Another important part of the stadium deal was the non-relocation agreement. The agreement is intended to hold the team at the stadium for the entirety of the 30-year lease. The agreement accomplishes this in two main ways. First, in the event of a breach of the lease by the Bills, the County or State can seek to obtain a court order of “specific performance” that could require the Bills to continue to play all home games in the Erie County stadium over the full 30-year lease. Second, if specific performance is not ordered by the court, the county and state could seek a court judgment of liquidated damages equal to the full public sector investment in the stadium including interest, if any on the county bonds. During the first 15 years of the lease, this would amount to more than $850 million. A closer look at the agreement shows that the payback provision diminishes significantly over time. The original amount of contribution owed by the team in the event of default starts at 100% of the public sector contribution, and then begins to decline after the 15th lease year. By the 22nd year of the lease term, the Bills would only be required to pay back 50% of the public contribution to the stadium. Some question whether this amount is enough to deter a relocation bid in the long term, given the size of NFL revenues.
The next step for the agreement is approval by the 11-member Legislature of Erie County. The legislature is required to review all contracts that implicate the county. The legislature cannot revise the agreements. The group must either vote to approve or reject the deal as a whole. The review is expected to take 30 days. The legislature is also required to approve the sale of municipal bonds in order to finance the stadium construction.
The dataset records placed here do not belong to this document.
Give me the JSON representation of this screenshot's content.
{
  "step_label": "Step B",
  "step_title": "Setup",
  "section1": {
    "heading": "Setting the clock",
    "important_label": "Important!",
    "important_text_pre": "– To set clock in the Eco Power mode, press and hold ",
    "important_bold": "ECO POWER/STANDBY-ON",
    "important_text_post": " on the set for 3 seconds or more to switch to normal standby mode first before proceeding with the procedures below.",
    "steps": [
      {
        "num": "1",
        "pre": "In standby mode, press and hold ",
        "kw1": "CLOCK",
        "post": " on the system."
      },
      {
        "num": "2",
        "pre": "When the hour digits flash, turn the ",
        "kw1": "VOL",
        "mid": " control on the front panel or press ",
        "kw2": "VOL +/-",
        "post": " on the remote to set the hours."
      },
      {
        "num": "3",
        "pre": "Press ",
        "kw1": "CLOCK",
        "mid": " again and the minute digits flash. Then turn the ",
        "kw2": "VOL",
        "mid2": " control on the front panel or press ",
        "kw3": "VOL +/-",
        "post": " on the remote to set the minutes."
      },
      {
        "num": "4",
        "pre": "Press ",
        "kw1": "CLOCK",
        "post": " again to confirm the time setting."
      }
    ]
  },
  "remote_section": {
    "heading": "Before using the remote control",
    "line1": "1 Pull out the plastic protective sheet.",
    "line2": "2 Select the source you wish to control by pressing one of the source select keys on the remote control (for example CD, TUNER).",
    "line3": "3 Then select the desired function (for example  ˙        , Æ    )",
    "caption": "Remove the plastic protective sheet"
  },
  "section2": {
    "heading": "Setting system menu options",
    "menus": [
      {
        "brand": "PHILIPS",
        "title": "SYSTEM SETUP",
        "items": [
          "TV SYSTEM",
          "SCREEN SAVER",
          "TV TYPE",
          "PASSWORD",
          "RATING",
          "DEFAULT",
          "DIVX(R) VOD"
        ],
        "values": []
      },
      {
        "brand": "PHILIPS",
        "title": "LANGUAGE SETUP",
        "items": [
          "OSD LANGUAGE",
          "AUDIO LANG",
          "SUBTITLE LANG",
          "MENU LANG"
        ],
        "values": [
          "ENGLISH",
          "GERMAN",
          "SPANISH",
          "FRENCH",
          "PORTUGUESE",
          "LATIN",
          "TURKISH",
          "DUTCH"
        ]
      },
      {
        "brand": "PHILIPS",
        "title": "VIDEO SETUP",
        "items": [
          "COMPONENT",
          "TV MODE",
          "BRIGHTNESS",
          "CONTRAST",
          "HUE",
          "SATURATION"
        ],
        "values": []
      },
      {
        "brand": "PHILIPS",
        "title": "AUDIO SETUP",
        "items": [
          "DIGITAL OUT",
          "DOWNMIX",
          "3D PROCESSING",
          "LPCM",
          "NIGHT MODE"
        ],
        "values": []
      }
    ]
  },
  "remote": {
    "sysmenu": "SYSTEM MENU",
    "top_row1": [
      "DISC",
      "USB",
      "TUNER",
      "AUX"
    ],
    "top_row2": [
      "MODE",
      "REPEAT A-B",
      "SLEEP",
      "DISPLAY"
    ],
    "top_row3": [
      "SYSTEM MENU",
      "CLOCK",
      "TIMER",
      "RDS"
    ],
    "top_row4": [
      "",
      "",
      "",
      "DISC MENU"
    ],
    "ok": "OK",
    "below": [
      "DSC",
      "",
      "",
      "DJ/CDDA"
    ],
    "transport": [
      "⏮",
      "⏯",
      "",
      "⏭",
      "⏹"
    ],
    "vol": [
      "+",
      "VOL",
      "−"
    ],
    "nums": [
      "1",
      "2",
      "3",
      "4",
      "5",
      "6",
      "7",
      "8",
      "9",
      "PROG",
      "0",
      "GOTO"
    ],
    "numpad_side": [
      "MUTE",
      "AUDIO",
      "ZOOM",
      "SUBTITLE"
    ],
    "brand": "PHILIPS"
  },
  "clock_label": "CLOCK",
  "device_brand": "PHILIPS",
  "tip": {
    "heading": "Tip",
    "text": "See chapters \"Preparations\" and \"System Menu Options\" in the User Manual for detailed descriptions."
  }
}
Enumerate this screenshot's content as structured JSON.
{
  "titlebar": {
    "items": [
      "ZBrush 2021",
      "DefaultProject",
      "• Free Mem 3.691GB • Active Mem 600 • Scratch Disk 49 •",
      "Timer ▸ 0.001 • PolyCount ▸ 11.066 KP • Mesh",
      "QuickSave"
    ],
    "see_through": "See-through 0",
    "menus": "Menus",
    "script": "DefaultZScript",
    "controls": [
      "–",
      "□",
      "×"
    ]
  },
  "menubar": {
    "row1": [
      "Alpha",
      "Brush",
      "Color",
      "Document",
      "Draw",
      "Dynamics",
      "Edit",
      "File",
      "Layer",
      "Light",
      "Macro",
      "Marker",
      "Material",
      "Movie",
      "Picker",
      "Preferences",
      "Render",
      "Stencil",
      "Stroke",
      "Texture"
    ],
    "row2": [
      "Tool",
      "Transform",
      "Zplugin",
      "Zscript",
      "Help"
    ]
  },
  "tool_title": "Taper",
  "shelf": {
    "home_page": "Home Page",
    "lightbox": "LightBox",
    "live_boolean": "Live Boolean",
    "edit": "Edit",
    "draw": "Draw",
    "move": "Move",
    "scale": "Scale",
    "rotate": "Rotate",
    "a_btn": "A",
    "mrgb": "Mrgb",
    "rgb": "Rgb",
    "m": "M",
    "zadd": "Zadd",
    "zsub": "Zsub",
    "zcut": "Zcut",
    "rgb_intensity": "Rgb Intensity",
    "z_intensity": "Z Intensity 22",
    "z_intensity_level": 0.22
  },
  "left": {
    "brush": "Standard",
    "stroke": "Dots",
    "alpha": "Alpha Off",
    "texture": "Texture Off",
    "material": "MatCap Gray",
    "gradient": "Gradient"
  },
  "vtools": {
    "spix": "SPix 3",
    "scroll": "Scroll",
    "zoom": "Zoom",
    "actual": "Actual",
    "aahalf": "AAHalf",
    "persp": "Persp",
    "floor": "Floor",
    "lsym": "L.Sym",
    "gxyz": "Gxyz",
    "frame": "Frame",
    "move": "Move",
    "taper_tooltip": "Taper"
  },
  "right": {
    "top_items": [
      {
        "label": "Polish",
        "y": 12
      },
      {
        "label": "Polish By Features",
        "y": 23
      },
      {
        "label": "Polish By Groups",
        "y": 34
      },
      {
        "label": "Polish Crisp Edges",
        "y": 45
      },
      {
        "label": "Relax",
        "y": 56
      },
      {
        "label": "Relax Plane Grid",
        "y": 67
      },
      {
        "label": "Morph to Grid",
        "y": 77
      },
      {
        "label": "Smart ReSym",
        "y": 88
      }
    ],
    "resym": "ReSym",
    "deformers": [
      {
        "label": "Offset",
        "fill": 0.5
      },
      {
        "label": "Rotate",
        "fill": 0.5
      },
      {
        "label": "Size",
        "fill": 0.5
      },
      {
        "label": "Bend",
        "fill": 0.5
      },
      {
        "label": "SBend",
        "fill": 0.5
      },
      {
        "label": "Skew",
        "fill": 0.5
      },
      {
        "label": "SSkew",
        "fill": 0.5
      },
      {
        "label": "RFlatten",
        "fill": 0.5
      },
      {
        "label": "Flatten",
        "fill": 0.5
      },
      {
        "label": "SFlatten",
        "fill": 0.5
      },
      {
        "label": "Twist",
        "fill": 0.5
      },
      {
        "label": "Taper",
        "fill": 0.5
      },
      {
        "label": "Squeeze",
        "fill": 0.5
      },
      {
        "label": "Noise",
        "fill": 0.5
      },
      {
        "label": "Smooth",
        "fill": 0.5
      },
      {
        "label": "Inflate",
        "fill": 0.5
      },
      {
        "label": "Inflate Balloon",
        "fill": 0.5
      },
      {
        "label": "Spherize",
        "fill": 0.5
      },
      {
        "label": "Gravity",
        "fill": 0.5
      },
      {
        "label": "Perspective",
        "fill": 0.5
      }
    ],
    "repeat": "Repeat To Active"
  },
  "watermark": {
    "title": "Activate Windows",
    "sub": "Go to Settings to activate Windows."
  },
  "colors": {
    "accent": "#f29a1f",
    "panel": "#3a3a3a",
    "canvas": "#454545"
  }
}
The Bills are at the goal line, but not in the endzone .
 See Erie County Charter, Section 2602, https://www3.erie.gov/law/charter/article-26-general-provisions-charter